Harbir Chhina keeps Cenovus Energy Inc. running smoothly
Alberta Oil C-Suite Energy Executive Awards
Harbir Chhina got his first taste of the oil sands in 1982, as a freshly minted engineer with the Alberta Oil Sands Technology and Research Authority (AOSTRA), the Crown corporation formed under Peter Lougheed in 1974 to promote the development of new technology for oil sands and heavy crude oil production.
He was there when AOSTRA launched its first in-situ bitumen recovery facility using steam – a baby of then-chairman Maurice Carrigy, who took a gamble on so-called steam-assisted gravity drainage, or SAGD, at a time when none of the companies that helped fund AOSTRA’s projects thought it worthwhile.
“Nobody thought it would work,” recalls Chhina. Carrigy disagreed, and “went full steam ahead.” Chhina would remember the guts and the gamble – as well as the stringent analysis behind the gamble. And he would put it to work in project after project for his next employer, the Alberta Energy Company, with which he would spend the next 24 – and counting – years of his career, moving up the ranks as AEC transformed into Encana Corp., finally becoming executive vice-president of oil sands when Cenovus was spun out in 2009.
The performance of two of these oil sands assets, Foster Creek and Christina Lake, has been nothing short of phenomenal: both projects are operating at about 100 per cent of the outputs the company predicted, while the industry averages about 60 per cent.

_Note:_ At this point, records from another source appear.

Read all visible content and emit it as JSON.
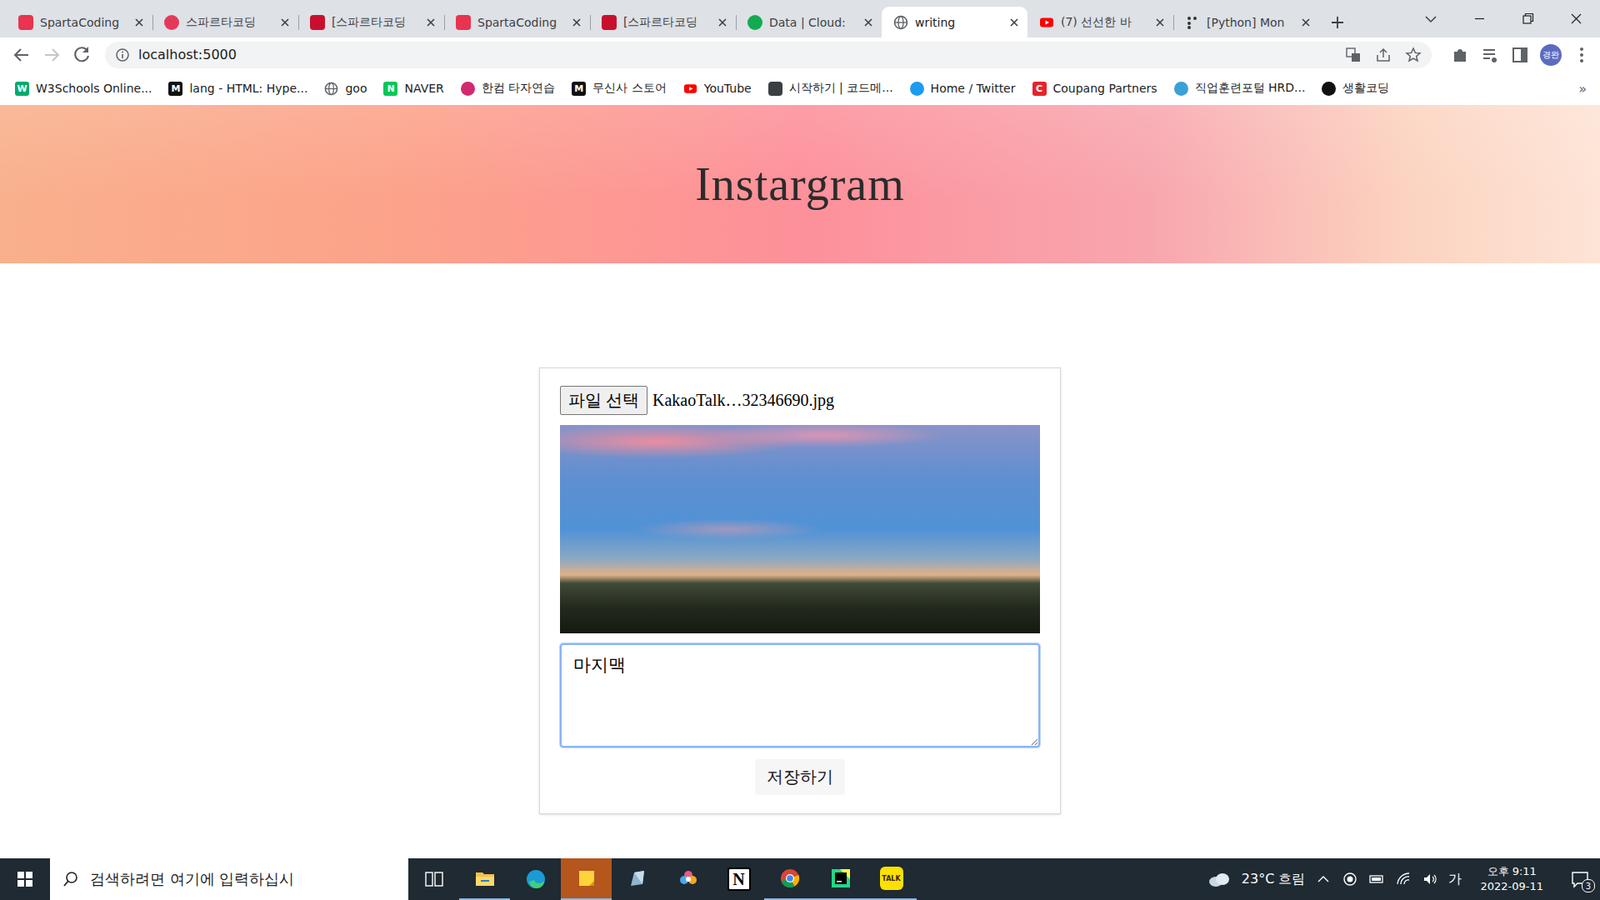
{
  "tabs": [
    {
      "label": "SpartaCoding",
      "selected": false,
      "kind": "badge",
      "color": "#e8344e"
    },
    {
      "label": "스파르타코딩",
      "selected": false,
      "kind": "circle",
      "color": "#e43a5a"
    },
    {
      "label": "[스파르타코딩",
      "selected": false,
      "kind": "badge",
      "color": "#c8102e"
    },
    {
      "label": "SpartaCoding",
      "selected": false,
      "kind": "badge",
      "color": "#e8344e"
    },
    {
      "label": "[스파르타코딩",
      "selected": false,
      "kind": "badge",
      "color": "#c8102e"
    },
    {
      "label": "Data | Cloud:",
      "selected": false,
      "kind": "circle",
      "color": "#13aa52"
    },
    {
      "label": "writing",
      "selected": true,
      "kind": "globe",
      "color": "#5f6368"
    },
    {
      "label": "(7) 선선한 바",
      "selected": false,
      "kind": "play",
      "color": "#ff0000"
    },
    {
      "label": "[Python] Mon",
      "selected": false,
      "kind": "dots",
      "color": "#333333"
    }
  ],
  "toolbar": {
    "url": "localhost:5000",
    "avatar": "경완",
    "forward_disabled": true
  },
  "bookmarks": [
    {
      "label": "W3Schools Online...",
      "kind": "letter",
      "glyph": "W",
      "color": "#04aa6d"
    },
    {
      "label": "lang - HTML: Hype...",
      "kind": "letter",
      "glyph": "M",
      "color": "#111111"
    },
    {
      "label": "goo",
      "kind": "globe",
      "color": "#5f6368"
    },
    {
      "label": "NAVER",
      "kind": "letter",
      "glyph": "N",
      "color": "#03c75a"
    },
    {
      "label": "한컴 타자연습",
      "kind": "circle",
      "color": "#d12a6e"
    },
    {
      "label": "무신사 스토어",
      "kind": "letter",
      "glyph": "M",
      "color": "#111111"
    },
    {
      "label": "YouTube",
      "kind": "play",
      "color": "#ff0000"
    },
    {
      "label": "시작하기 | 코드메...",
      "kind": "square",
      "color": "#3a3f44"
    },
    {
      "label": "Home / Twitter",
      "kind": "circle",
      "color": "#1d9bf0"
    },
    {
      "label": "Coupang Partners",
      "kind": "letter",
      "glyph": "C",
      "color": "#e52528"
    },
    {
      "label": "직업훈련포털 HRD...",
      "kind": "circle",
      "color": "#3aa0d8"
    },
    {
      "label": "생활코딩",
      "kind": "circle",
      "color": "#111111"
    }
  ],
  "bookmarks_more": "»",
  "page": {
    "title": "Instargram",
    "file_button": "파일 선택",
    "file_name": "KakaoTalk…32346690.jpg",
    "text": "마지맥",
    "textarea_focused": true,
    "save_button": "저장하기"
  },
  "taskbar": {
    "search_placeholder": "검색하려면 여기에 입력하십시",
    "apps": [
      {
        "kind": "taskview",
        "active": false,
        "selected": false
      },
      {
        "kind": "explorer",
        "active": true,
        "selected": false
      },
      {
        "kind": "edge",
        "active": false,
        "selected": false
      },
      {
        "kind": "sticky",
        "active": true,
        "selected": true
      },
      {
        "kind": "app",
        "active": false,
        "selected": false
      },
      {
        "kind": "paint",
        "active": false,
        "selected": false
      },
      {
        "kind": "notion",
        "glyph": "N",
        "active": false,
        "selected": false
      },
      {
        "kind": "chrome",
        "active": true,
        "selected": false
      },
      {
        "kind": "pycharm",
        "active": true,
        "selected": false
      },
      {
        "kind": "kakao",
        "glyph": "TALK",
        "active": true,
        "selected": false
      }
    ],
    "weather": "23°C 흐림",
    "ime": "가",
    "time": "오후 9:11",
    "date": "2022-09-11",
    "notifications": "3"
  }
}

Chhina, the recipient of Alberta Oil’s 2012 Energy Executive Award for top engineering and operations executive at a Canadian energy company, is critical to that success – although he attributes the projects’ success first and foremost to the quality of the geo-play.
“I call them the motherlodes,” he says, extolling the vertical and lateral continuity of the resource. The concentration of the crude within a comparatively small geographical area lets Cenovus (and its partner in both projects, ConocoPhillips) keep operating costs down as it steadily ramps up production.
But it takes talent to spot and exploit “a really good lot” as well as Chhina exploited Foster Creek, the first SAGD development in Alberta. Chhina was initially hired by AEC to make Primrose Lake perform, but he ended up shutting down that project and discovering Foster Creek instead. “I still remember its well log number,” he says. “As soon as I saw it, I was so impressed with it. I analyzed it for SAGD and, boy, it had potential.”
Potential for production and as it turned out, potential trouble: the well log was 50 kilometers from any road, never mind other infrastructure. The first drilled injector hit the first drilled producer, and the team didn’t realize it had made a hole in the casing until too late, “so a well that was supposed to be $3 million ended up costing us $7 million.” Chhina went a full $16 million over his $16-million budget.
But – he delivered on time and proved the concept. In 1996, Chhina and his team finally got to build Foster Creek, which started producing in 2002 and in 2010 became the largest commercial SAGD project in Alberta to reach royalty payout status. Since those first missteps, his projects have been consistently on time and on budget. “It’s good to make your mistakes in the pilot phases,” he says.
- Graduated from the University of Calgary
- Convinced Alberta Energy Company to launch Alberta’s first commercial SAGD project
- Managed Cenovus’s oil sands operations to 95,000 barrels per day net to Cenovus in 2012, a 44 per cent increase from 2011
- Recognized for getting projects done on time, on budget and achieving or exceeding projected metrics
On the necessity of surrounding yourself with smart people: Whenever I woke up in middle of the project and felt I was over my head, I would start looking for other smart people to help us. That’s my biggest learning: when you start hitting a brick wall, hire people smarter than you. You have to know when you’ve reached your limitations.
On the power of technology: If we have the right people working on [our technological challenges] and we give them money and time, we will get the solutions we need. As we improve technology,we will be able to get excellent results in situations where the resource quality is good but not great.
On making mistakes: We make mistakes just like everybody else. We just made them with smaller dollars in the pilot phase. And we applied the lessons to the next phases. This is not rocket science, but common sense, but that’s really the secret to the success of our projects.